╭──
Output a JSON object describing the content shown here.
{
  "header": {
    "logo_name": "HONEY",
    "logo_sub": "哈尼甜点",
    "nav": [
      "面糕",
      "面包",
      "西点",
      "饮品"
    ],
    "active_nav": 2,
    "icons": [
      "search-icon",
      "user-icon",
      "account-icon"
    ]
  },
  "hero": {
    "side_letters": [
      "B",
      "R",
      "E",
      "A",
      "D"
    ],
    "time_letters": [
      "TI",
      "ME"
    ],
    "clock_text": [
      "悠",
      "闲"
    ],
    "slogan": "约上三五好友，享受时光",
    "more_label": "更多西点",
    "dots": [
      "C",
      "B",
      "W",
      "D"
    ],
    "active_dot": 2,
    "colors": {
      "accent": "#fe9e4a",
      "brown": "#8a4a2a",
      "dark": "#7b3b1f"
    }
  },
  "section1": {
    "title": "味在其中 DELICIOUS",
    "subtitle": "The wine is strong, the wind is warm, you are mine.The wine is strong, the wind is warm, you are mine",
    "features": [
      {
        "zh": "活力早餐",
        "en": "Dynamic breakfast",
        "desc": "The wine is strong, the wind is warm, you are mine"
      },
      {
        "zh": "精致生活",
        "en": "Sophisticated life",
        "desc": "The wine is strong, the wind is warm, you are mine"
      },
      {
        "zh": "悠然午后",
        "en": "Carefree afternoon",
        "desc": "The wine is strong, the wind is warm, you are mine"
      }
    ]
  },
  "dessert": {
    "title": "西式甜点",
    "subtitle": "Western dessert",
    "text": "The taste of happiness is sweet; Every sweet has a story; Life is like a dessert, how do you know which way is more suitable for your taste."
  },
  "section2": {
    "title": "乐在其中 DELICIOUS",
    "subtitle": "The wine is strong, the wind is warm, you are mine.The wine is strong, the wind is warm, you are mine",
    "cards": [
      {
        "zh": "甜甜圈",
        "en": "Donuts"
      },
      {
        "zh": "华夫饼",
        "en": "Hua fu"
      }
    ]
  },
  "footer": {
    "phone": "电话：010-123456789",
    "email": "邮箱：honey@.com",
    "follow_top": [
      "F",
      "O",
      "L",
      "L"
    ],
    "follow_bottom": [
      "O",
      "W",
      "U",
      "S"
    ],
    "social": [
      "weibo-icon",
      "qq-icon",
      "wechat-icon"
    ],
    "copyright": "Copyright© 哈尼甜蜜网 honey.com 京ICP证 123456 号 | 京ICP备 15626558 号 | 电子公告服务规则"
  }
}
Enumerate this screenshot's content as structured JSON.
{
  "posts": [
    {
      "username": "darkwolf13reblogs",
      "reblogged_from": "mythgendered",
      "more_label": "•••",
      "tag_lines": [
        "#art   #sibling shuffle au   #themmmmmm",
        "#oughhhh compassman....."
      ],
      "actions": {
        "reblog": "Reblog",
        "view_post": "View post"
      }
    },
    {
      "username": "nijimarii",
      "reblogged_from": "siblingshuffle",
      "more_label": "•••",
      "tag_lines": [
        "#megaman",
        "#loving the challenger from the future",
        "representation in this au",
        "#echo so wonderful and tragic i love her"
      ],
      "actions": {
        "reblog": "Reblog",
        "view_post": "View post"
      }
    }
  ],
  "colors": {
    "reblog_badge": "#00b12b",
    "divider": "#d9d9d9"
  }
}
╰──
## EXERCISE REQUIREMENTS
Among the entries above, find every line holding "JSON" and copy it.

## EXERCISE RESULT
Output a JSON object describing the content shown here.
Enumerate this screenshot's content as structured JSON.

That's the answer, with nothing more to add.